As the irrepressible Aiden, Maverick Hiu continues his winning streak after a fine performance in Heathers: The Musical at the Onyx Theatre. Hiu has admirable stage presence, unflagging energy, an expressive face and body, good comic timing, and a fine singing voice. With every entrance he brings electricity to the stage. His "webcasts" are screamingly funny.
In the under-written but essential role of Shelly, Victoria Matlock proves to be an able actress and a strong singer. Her duet with Aiden (via Skype) is a highlight; one wishes that Shelly had more stage time.
Composers Jolana Sampson and Martin Kaye provide pleasing melodies, and Sampson's lyrics are respectable if occasionally mundane. Although the program lacks a song list (perhaps because the show was still being revised late in the rehearsal process), in addition to the Skype duet one of the strongest numbers is Richard's soliloquy in which he reminisces about being a "Superdad" when Aiden was young and Richard, it seemed, could fix anything that went wrong. The song itself is moving, boasting some of the best lyrics of the evening, and Torti's rendition is perfection.
At one hour and 50 minutes, with no intermission, the show feels a bit long, and the last 20 minutes drag. Toward the end, the sequence of events seems both rushed and jumbled, and would benefit from some rewrites.
The set design by Roxy Mojica is simple and efficient, allowing for quick scene changes between the Hausers' home and the doctor's office.
The three-person band, under Angela Chan's musical direction, proves that live music adds vital energy even on a shoestring budget.
If Bright Side is not quite ready for prime time, it certainly shows promise. Fun Home proved that a family in crisis can be apt subject matter for a musical. With a little more work, Bright Side might yet beat the odds.

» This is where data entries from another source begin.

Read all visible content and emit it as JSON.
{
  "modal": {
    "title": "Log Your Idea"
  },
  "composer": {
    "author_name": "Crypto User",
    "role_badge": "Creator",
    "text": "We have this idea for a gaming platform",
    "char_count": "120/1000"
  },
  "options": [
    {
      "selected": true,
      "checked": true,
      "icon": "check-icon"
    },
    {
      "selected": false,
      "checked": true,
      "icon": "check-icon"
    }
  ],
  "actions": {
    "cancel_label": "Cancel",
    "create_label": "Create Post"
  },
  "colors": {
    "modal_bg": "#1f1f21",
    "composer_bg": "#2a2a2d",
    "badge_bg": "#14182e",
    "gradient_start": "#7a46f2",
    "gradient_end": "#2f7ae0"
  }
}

Bright Side continues through June 5, 2016, (Thursday and Saturday at 8 pm, Sunday at 2 pm, no Friday performance) at the Art Square Theatre, 1025 S. First St., # 110, Las Vegas, NV 89101. For tickets ($20 general admission, $16 seniors, students, and military) or further information, go to www.cockroachtheatre.com.

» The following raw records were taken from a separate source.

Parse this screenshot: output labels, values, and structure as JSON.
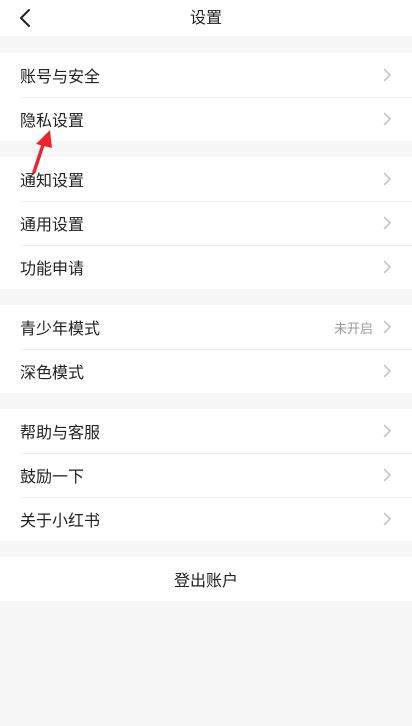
{
  "header": {
    "title": "设置",
    "back_icon": "chevron-left-icon"
  },
  "groups": [
    {
      "items": [
        {
          "label": "账号与安全"
        },
        {
          "label": "隐私设置"
        }
      ]
    },
    {
      "items": [
        {
          "label": "通知设置"
        },
        {
          "label": "通用设置"
        },
        {
          "label": "功能申请"
        }
      ]
    },
    {
      "items": [
        {
          "label": "青少年模式",
          "value": "未开启"
        },
        {
          "label": "深色模式"
        }
      ]
    },
    {
      "items": [
        {
          "label": "帮助与客服"
        },
        {
          "label": "鼓励一下"
        },
        {
          "label": "关于小红书"
        }
      ]
    }
  ],
  "logout": {
    "label": "登出账户"
  },
  "colors": {
    "background": "#f7f7f7",
    "surface": "#ffffff",
    "annotation": "#e8262b",
    "chevron": "#c4c4c4"
  }
}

Additional Creative: Lighting Design by Amanda Valdez; Costume Design by Mallory Ward